"In the 2022 taxes, we increased the special service levy and we ended up with a 16.83 mill rate. In 2024, when the pool is open, we will have reduced our debenture debt by about $400,000. We will probably incur a $377,000 pool subsidy based on our work with the new size of the pool. In 2024, with the pool operating and the pool subsidy included, the mill rate is 16.79. A house with a $50,000 assessment actually saves two dollars in taxes a year."

Operating costs for the new pool are expected to be well below those of the previous Aqua Centre. A new building is expected to be more energy efficient and less in need of constant repairs, as the former pool complex was in its later years.

"Once the capital project is done, the operating will actually be less than the old Aqua Centre. That's good news - that's one of the benefits of the reduced scope," said Huntley.



Around 40 people attended the meeting and asked questions to city staff and to council, with some attendees asking about what the pool may cost, the infrastructure surrounding it and what a pool or may not have.

"I'm very excited that we have a pool, but I'm very disappointed that we don't have a sauna," one woman in attendance said.

Smith said adding a sauna could still happen later in the plans, with councillor Karen MacKinnon - one of the project's biggest proponents on council - confirming that a sauna hasn't been totally ruled out.

"That is a possibility for an add-on. It's a very minimal price to add in a sauna. If that's something that a new council decides on, since this is moving past the next election, it could go in," Smith said.

"I have fought for it, believe me," MacKinnon said.

"The decision to go ahead with a pool with what we really need, that's the most important. I would absolutely love to have a sauna. If we're fundraising and we go over, it's an option that can be added to it."

One attendee asked if the Joe Brain Petting Zoo would be back in operation next year - the zoo was closed this summer due to concerns about construction with the pool, back when the Willow Park site was the only site considered. With that site now not being the project's focus, Smith said that the City would have to decide on bringing the zoo back for next summer.

"The only reason why it wasn't there this year is because we assumed that this project was going in there and then, within the last month or so, we had to change plans fairly quickly," said Smith. 

"At the end of the day, that's going to be up to the new council and whatever the priorities are for everyone here. The community gets to decide that, you guys decide your council members."

Another attendee asked about training lifeguards for a new pool. Smith responded that a training program was in the works that would see lifeguards trained in The Pas at the Winton Pool - currently the only pool of its kind in northern Manitoba - in the run-up to the new pool opening.

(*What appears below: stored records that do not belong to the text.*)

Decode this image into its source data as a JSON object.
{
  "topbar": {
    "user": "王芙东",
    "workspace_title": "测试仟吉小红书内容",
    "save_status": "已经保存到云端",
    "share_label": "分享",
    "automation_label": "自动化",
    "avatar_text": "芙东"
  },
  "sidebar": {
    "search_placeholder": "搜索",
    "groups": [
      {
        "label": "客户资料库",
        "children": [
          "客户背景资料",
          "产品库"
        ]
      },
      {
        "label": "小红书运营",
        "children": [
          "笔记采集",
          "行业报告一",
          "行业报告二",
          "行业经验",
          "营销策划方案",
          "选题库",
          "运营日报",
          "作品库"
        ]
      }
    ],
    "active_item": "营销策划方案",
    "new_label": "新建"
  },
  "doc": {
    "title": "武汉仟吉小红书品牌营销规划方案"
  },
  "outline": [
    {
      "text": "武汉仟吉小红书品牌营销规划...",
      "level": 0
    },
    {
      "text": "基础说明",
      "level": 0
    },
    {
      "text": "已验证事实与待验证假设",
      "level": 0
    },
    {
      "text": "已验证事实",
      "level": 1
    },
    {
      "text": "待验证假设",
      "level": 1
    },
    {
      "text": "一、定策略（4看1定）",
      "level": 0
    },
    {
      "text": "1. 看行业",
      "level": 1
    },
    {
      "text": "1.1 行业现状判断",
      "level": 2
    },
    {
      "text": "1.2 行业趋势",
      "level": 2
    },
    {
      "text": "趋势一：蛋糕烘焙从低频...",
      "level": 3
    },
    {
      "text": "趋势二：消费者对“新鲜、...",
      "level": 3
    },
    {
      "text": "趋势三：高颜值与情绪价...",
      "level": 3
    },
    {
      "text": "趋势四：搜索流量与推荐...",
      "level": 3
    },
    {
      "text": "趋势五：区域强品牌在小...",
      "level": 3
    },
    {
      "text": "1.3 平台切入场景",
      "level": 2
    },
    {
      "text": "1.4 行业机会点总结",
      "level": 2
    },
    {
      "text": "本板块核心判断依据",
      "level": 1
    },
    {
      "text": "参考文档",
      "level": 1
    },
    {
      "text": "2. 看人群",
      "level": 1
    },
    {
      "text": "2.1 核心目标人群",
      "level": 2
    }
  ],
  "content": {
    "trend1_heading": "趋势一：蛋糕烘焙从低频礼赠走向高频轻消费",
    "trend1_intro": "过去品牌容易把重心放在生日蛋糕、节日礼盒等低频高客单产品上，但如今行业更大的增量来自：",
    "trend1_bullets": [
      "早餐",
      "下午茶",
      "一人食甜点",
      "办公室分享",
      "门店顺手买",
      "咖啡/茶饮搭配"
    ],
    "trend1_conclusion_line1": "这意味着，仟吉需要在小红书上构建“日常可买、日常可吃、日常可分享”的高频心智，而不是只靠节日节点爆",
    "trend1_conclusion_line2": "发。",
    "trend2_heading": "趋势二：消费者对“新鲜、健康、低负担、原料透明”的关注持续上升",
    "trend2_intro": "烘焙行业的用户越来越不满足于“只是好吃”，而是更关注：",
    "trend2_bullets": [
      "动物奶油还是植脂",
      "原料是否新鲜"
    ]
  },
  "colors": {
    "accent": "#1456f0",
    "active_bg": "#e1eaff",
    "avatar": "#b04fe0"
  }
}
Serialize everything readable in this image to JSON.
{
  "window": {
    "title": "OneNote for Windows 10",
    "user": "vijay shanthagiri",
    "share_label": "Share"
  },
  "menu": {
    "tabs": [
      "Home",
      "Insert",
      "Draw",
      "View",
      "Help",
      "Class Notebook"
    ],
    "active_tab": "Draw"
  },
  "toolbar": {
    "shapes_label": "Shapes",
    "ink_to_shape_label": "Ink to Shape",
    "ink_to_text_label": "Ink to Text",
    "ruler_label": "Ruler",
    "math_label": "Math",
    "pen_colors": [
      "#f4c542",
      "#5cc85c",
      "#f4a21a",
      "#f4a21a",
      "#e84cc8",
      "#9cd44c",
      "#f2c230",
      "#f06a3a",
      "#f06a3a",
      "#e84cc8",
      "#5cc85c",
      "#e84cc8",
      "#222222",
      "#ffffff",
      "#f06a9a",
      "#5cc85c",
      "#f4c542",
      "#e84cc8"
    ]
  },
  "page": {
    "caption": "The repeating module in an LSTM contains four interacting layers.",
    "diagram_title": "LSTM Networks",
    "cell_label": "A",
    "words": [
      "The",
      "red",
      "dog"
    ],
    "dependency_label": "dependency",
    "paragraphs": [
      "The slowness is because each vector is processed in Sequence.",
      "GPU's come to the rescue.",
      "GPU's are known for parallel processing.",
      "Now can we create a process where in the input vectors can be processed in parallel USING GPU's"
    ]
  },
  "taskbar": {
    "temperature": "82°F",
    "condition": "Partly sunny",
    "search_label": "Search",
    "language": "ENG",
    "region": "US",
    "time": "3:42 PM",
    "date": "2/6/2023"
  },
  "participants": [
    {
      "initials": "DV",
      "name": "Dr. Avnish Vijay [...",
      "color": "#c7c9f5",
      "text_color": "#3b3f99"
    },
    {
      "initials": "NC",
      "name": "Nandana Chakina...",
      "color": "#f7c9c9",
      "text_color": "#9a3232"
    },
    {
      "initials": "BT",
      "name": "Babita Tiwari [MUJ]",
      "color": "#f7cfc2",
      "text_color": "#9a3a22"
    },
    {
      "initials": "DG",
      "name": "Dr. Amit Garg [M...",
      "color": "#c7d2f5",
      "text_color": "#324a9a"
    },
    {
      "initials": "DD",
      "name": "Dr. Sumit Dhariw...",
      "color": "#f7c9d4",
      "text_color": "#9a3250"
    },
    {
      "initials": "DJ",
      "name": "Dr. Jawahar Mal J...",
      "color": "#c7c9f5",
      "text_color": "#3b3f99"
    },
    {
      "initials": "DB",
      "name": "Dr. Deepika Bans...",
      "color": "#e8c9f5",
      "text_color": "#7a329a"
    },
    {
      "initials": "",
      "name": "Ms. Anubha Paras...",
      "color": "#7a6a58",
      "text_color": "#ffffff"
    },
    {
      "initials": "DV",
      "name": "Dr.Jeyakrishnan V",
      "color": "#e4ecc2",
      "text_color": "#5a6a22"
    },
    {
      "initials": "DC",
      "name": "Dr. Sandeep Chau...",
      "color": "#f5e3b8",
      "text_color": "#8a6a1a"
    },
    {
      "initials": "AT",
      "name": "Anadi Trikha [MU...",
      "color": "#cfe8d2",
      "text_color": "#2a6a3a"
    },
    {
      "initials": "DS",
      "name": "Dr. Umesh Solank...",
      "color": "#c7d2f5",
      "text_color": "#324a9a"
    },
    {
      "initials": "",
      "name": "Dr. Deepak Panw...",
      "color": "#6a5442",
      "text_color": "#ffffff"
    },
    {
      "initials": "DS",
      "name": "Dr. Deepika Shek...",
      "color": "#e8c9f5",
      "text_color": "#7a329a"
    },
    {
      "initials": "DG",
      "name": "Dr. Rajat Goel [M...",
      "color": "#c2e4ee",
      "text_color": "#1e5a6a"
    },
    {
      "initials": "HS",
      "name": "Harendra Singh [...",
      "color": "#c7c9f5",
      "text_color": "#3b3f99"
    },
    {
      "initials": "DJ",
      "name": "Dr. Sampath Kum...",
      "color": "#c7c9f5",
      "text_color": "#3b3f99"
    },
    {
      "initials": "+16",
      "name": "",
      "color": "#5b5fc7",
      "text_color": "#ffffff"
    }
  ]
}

Other attendees asked about whether the City's water and sewer infrastructure would sustain having a new pool facility at the location, as residents of Aspen Grove and Parkway Boulevard have been dealing with sewer backups in recent years. The City and the Manitoba Water Services Board are both funding repairs to the pipes in the area, with a total cost of around $1.6 million expected - the City would pay about $400,000 of that cost, which has been included in this year's budget.